◆ What is needed: Would you please copy each line of the data in which the string "Repository" occurs?

**** Information supplied ****

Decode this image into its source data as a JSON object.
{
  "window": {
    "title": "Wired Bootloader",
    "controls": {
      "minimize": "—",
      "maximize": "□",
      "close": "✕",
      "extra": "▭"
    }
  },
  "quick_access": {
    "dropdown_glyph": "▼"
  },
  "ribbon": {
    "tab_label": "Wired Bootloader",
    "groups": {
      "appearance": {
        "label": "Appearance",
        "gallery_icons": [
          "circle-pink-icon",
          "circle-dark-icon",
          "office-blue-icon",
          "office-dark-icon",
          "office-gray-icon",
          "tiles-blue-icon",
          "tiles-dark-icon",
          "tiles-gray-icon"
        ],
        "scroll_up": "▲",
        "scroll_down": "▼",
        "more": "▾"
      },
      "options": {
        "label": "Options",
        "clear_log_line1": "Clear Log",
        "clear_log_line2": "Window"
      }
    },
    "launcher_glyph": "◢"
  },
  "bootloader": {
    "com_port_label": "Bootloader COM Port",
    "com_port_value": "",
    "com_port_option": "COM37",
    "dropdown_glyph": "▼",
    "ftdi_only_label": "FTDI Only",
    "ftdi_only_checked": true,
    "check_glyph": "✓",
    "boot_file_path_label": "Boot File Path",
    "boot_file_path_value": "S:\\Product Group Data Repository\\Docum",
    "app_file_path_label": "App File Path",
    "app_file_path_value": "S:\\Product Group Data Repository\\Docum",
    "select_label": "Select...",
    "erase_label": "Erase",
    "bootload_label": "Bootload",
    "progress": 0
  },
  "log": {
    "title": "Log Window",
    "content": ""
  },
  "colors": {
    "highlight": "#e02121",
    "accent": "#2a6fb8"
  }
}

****

◆ Answer to this task:
    "boot_file_path_value": "S:\\Product Group Data Repository\\Docum",
    "app_file_path_value": "S:\\Product Group Data Repository\\Docum",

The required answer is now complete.